Gato Libre – Forever (2012)

The aptly-titled Forever is the fifth release from Gato Libre. This is sadly the last with the original quartet line-up, as bassist Norikatsu Koreyasu passed away suddenly in September of 2011 – weeks after the live recording.

Along with the departed Koreyasu, Gato Libre features Satoko Fujii (accordion), Natsuki Tamura (trumpet) and Kazuhiko Tsumura (guitar). In Koreyasu’s absence, the group has been playing with guest instrumentalists for each show but has not used the bass. “I don’t want to have another bass player,” explains Tamura, “so we have used tuba, trombone or percussion on different gigs.”

In that regard alone, Forever is a special recording indeed.

All eight compositions are by Tamura. They have a strong melodic core and float in less avant garde directions when compared to other projects, like the Fujii and Tamura duo featured on Muku for instance. With Gato Libre in general, Tamura’s exploration of the complete song has really reached some remarkable heights. Forever is no different.

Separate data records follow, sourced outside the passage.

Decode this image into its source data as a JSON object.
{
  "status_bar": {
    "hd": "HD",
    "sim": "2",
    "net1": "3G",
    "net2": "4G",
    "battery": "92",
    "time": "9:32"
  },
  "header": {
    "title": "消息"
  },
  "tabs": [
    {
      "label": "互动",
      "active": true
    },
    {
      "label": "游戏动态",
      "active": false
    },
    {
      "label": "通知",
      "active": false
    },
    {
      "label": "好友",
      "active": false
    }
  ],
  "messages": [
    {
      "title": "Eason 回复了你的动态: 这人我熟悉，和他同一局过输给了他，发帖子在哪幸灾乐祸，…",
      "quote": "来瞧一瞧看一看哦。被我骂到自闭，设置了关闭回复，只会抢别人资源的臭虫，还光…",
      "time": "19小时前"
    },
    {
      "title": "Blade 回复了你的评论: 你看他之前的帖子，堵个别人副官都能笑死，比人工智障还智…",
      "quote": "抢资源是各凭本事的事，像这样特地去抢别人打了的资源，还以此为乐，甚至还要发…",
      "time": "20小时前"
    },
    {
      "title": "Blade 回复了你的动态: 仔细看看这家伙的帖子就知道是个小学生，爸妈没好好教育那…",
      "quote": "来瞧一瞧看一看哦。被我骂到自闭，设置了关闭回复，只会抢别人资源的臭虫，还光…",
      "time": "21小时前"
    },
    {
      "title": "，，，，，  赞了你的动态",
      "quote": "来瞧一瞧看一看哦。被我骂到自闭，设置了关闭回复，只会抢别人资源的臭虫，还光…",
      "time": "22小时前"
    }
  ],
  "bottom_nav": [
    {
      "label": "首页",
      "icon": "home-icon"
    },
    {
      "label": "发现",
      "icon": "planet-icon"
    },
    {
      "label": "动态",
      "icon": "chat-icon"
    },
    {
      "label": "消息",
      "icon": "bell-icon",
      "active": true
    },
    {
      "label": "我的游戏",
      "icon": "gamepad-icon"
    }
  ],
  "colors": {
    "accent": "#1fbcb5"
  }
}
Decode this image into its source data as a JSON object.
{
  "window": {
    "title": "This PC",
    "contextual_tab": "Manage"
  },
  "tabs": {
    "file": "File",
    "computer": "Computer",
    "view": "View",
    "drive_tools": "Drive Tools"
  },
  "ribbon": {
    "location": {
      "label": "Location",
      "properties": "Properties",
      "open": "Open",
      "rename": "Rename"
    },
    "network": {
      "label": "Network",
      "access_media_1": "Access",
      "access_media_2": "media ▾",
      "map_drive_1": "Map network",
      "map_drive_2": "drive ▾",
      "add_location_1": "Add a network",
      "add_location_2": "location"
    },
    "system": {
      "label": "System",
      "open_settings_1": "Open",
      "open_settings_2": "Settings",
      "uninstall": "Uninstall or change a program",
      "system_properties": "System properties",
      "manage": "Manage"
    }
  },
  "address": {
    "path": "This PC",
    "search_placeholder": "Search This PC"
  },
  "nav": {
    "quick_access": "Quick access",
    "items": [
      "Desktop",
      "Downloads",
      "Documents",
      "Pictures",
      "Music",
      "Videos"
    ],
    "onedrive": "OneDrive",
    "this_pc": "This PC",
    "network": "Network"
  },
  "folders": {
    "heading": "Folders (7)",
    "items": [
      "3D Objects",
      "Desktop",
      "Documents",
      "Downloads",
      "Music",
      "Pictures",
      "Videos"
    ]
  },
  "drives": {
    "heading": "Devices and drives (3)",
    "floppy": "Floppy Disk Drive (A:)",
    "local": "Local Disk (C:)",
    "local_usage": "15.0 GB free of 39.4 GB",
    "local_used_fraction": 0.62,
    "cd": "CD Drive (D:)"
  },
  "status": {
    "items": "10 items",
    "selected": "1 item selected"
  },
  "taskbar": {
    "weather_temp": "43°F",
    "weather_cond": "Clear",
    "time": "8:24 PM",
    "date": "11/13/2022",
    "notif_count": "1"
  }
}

“Moor” opens the record with Tamura striking an almost anthemic note with his trumpet. He walks through a melody and has Fujii and Tsumura follow with rising notes, forming a sound pattern that is not unlike what an organist might play at a baseball game. Koreyasu’s bass underlines each passage.

If there is a constant throughout Forever, it is Koreyasu’s bass. “I don’t think there’s another bassist who cares as much about his sound as Koreyasu did,” says Tamura. “I believe he was able to create the music he did precisely because he had an ideal sound in his mind that he pursued relentlessly…He created a sound, and a music, that was utterly devoid of lies.”

That hammer for the truth comes out in his bow-playing to commence “Hokkaido,” with long strokes forming a foundation of graceful sound on which Tamura builds his melody. Fujii, meanwhile, explores the contours of the accordion while Tsumura’s sharp accents spread light.

There’s also “World,” another beautiful example of Koreyasu’s pursuit of ideal sound. This is a piece that soars beautifully, underlined by his bass and the delicate patter of Tsumura’s guitar. Fujii’s tone-playing fills the gaps with colour and sophistication.

Gato Libre’s Forever is the end of an era for the group, without question, but it also lays the doors wide to new possibilities that exist in the cloth of old memories. As Tamura says, “No doubt he [Koreyasu] is out there somewhere, making a fool of himself even as he makes great music.”

[amazon_enhanced asin=”B0089VJ52G” container=”” container_class=”” price=”All” background_color=”FFFFFF” link_color=”000000″ text_color=”0000FF” /] [amazon_enhanced asin=”B000Z2WI8U” container=”” container_class=”” price=”All” background_color=”FFFFFF” link_color=”000000″ text_color=”0000FF” /] [amazon_enhanced asin=”B001H1M74I” container=”” container_class=”” price=”All” background_color=”FFFFFF” link_color=”000000″ text_color=”0000FF” /] [amazon_enhanced asin=”B000I5X5CC” container=”” container_class=”” price=”All” background_color=”FFFFFF” link_color=”000000″ text_color=”0000FF” /] [amazon_enhanced asin=”B0013L3W78″ container=”” container_class=”” price=”All” background_color=”FFFFFF” link_color=”000000″ text_color=”0000FF” /]

Jordan Richardson

Jordan Richardson is a Canadian freelance writer and ne'er-do-well. He also contributes to his own Canadian Cinephile and Canadian Audiophile websites. Contact Something Else! Reviews at reviews@somethingelsereviews.com.

Latest posts by Jordan Richardson (see all)